Buts

  • Some rooms in the hotel are very small so you must rent a self-catering “house” on property for enough room for a family.  
  • You’ll need to hit the markets to stock your kitchen if staying in one of the houses, but the concierge does offer “stocking” packages to have the basics ready upon your arrival.  
  • Housekeeping isn’t daily in the homes, so you’ll need to pay an extra fee if you’d like more regular tidying.

Basics

  • Château Les Carrasses was built in 1886 on the foundations of a pilgrim rest area on the Route de Saint-Jacques de Compostelle Château; it’s reborn as a hotel and boutique winery.
  • Accommodations range from twenty-eight stylish suites to apartments and villas, many with panoramic views, gardens and private pools and all with authentic architectural details, antique furnishings and design elements sourced from local markets.
  • Resort amenities include a brasserie and bar, a large heated pool, sun terrace, clay tennis court, beach volleyball, bikes, sport equipment, and kids’ club.

Bedtime

  • The smallest accommodation for a family of four is within the château, namely Le Parc Bellevue, a two-bedroom apartment with a kitchen and living area overlooking the terrace and surrounding countryside below.  
  • Families who prefer more privacy should book one of the homes or loft-style apartments, which are airy and provide generous accommodations and a private garden set away from the chateau.
  • The self-catering apartments include packs provided to stock the cabinets with basic essentials and cleaning supplies; BBQ kits are available as well as gourmet packages and private chefs, or guests can order from the resort’s main restaurant.

Bests

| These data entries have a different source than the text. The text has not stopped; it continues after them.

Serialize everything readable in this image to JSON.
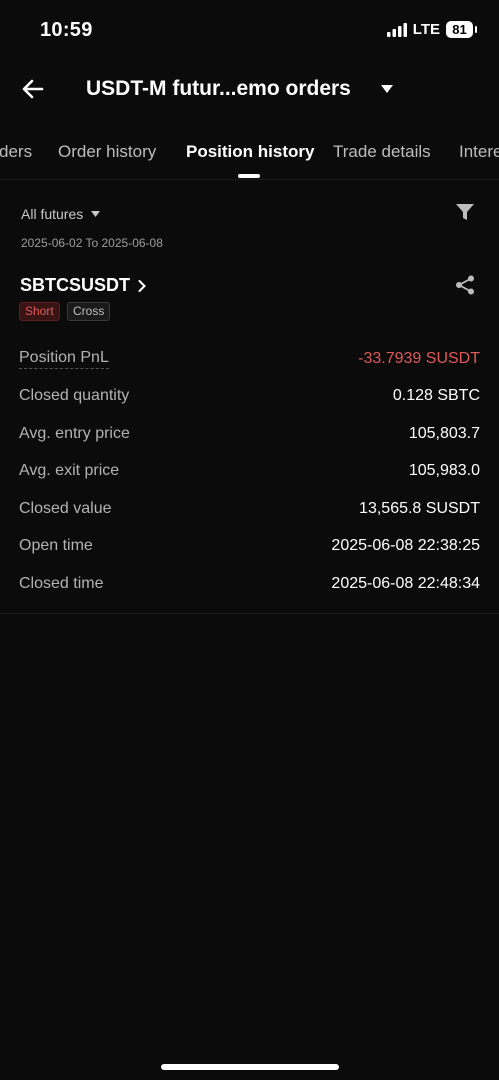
{
  "status_bar": {
    "time": "10:59",
    "network": "LTE",
    "battery": "81"
  },
  "header": {
    "title": "USDT-M futur...emo orders"
  },
  "tabs": [
    {
      "label": "ders"
    },
    {
      "label": "Order history"
    },
    {
      "label": "Position history"
    },
    {
      "label": "Trade details"
    },
    {
      "label": "Intere"
    }
  ],
  "filter": {
    "scope": "All futures",
    "date_range": "2025-06-02 To 2025-06-08"
  },
  "position": {
    "symbol": "SBTCSUSDT",
    "side": "Short",
    "margin_mode": "Cross",
    "rows": [
      {
        "label": "Position PnL",
        "value": "-33.7939 SUSDT"
      },
      {
        "label": "Closed quantity",
        "value": "0.128 SBTC"
      },
      {
        "label": "Avg. entry price",
        "value": "105,803.7"
      },
      {
        "label": "Avg. exit price",
        "value": "105,983.0"
      },
      {
        "label": "Closed value",
        "value": "13,565.8 SUSDT"
      },
      {
        "label": "Open time",
        "value": "2025-06-08 22:38:25"
      },
      {
        "label": "Closed time",
        "value": "2025-06-08 22:48:34"
      }
    ]
  },
  "colors": {
    "negative": "#e05a5a",
    "background": "#0b0b0b",
    "text": "#ffffff"
  }
}
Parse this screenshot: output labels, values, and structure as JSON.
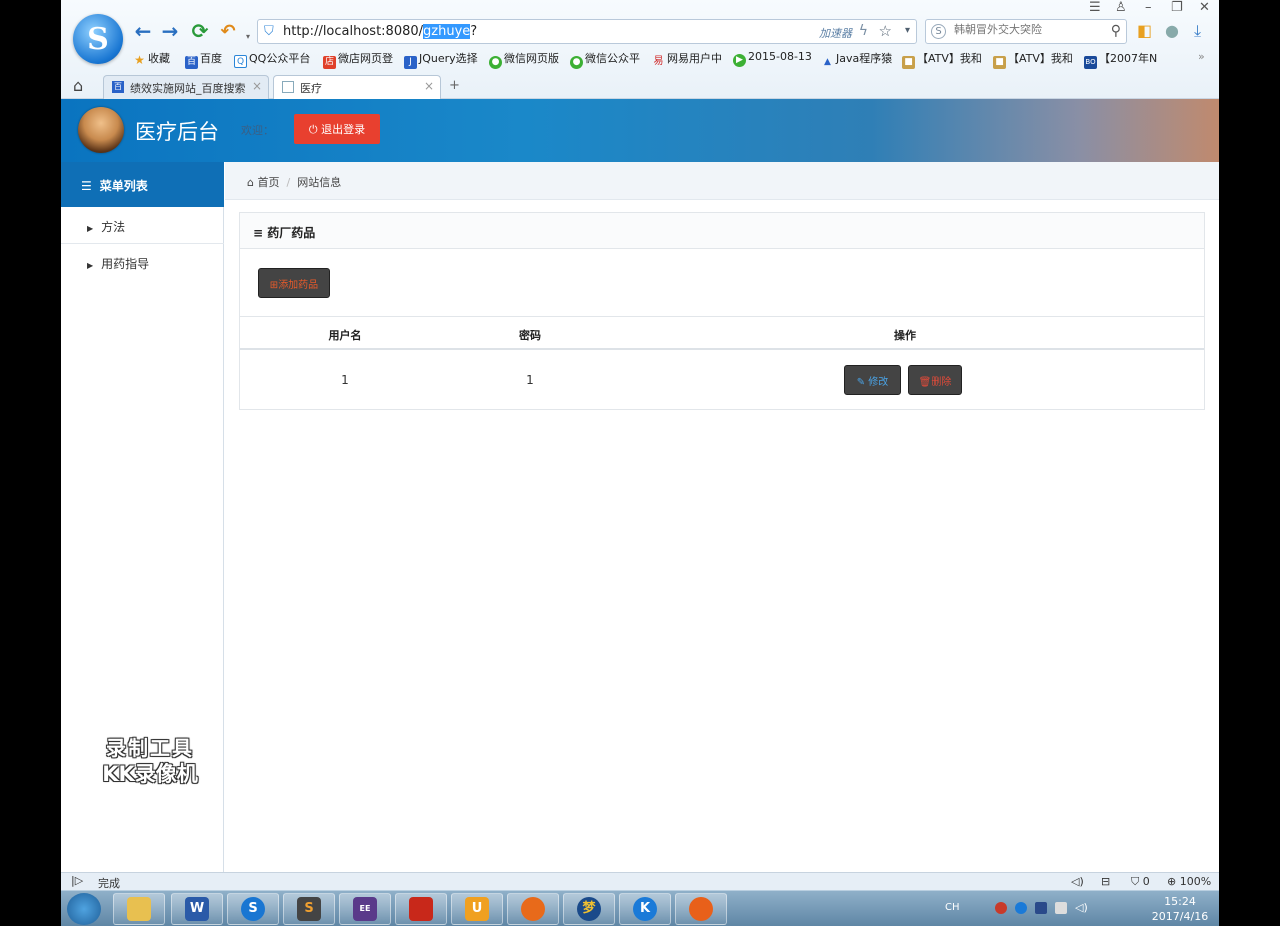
{
  "browser": {
    "url_prefix": "http://localhost:8080/",
    "url_selected": "gzhuye",
    "url_suffix": "?",
    "accelerator_label": "加速器",
    "search_placeholder": "韩朝冒外交大突险",
    "bookmarks": [
      "收藏",
      "百度",
      "QQ公众平台",
      "微店网页登",
      "JQuery选择",
      "微信网页版",
      "微信公众平",
      "网易用户中",
      "2015-08-13",
      "Java程序猿",
      "【ATV】我和",
      "【ATV】我和",
      "【2007年N"
    ],
    "tabs": [
      {
        "label": "绩效实施网站_百度搜索",
        "active": false
      },
      {
        "label": "医疗",
        "active": true
      }
    ]
  },
  "app": {
    "title": "医疗后台",
    "welcome": "欢迎：",
    "logout_label": "退出登录"
  },
  "sidebar": {
    "header": "菜单列表",
    "items": [
      "方法",
      "用药指导"
    ]
  },
  "breadcrumb": {
    "home": "首页",
    "current": "网站信息"
  },
  "panel": {
    "title": "药厂药品",
    "add_button": "添加药品",
    "columns": [
      "用户名",
      "密码",
      "操作"
    ],
    "rows": [
      {
        "username": "1",
        "password": "1",
        "edit_label": "修改",
        "delete_label": "删除"
      }
    ]
  },
  "watermark": {
    "line1": "录制工具",
    "line2": "KK录像机"
  },
  "statusbar": {
    "status": "完成",
    "count": "0",
    "zoom": "100%"
  },
  "taskbar": {
    "lang": "CH",
    "time": "15:24",
    "date": "2017/4/16"
  },
  "colors": {
    "header_blue": "#0a74c0",
    "logout_red": "#e8402f",
    "sidebar_head": "#0f6fb6"
  }
}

  • Like its sister hotel Serjac, Les Carrasses offers special programs for kids plus “kids’ dinners” organized during the summer to allow children to meet playmates of a similar age; Sunday nights include live entertainment under the stars.
  • With so many activities in the region, boredom is never a problem; plan to kayak, tour gardens, visit Narbonne’s indoor market, storm the Cathar stronghold of Minerve and wander the medieval village of St-Guilhem-le-Desert.
  • The staff straddles the line of sophisticated and laid-back perfectly, creating an atmosphere that’s welcoming to families of young children but still upscale enough for their parents.

Buts

  • Room service is limited as is the brasserie’s menu, so guests enjoying a longer stay must explore neighboring villages for variety.
  • You’ll need to hit the markets to stock your kitchen if staying in one of the houses.  
  • Housekeeping isn’t daily in the homes, so you’ll need to pay an extra fee if you’d like more regular tidying.